Scams are rife on social media. Efforts have been made to protect users, but these have largely put the responsibility for avoidance on users. For example, information to make users more aware of scams, and Facebook's scam reporting tool. However, user behaviour and attitudes towards scams on social media is not well understood and so it's not clear that such initiatives are sufficient to protect users.

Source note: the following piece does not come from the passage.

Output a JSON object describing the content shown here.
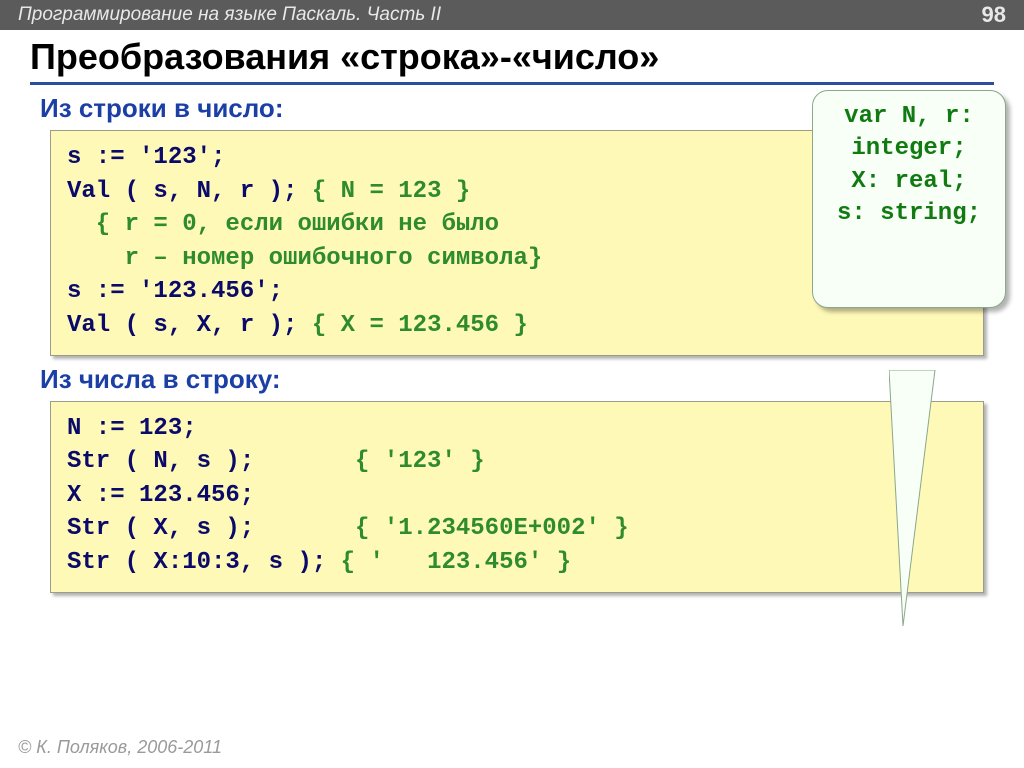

Using mixed-method research we find that although users have high levels of concern about scams these are typically not top of mind because of the social environment, awareness of scams being limited, and little evidence of a clear relationship between self-assessed confidence in spotting scams and actual ability. We also found a misalignment between the high expectations that some users of Facebook have about its systems and processes to prevent, identify and remove scam-enabling content and what processes actually exist, and this could lead to users doing less than they might to protect themselves. Further, there is limited awareness and use of Facebook's scam reporting tool among users.
These findings imply that policies that put responsibility on users to protect themselves are unlikely to sufficiently reduce harm and instead greater responsibility needs to be taken by social media platforms themselves to protect their users. We therefore make a number of recommendations for how Facebook and other platforms can improve their systems to protect their users from scams.
We also recommend that the Government introduce legislation to give social media platforms a legal responsibility for preventing scam content from appearing on their sites.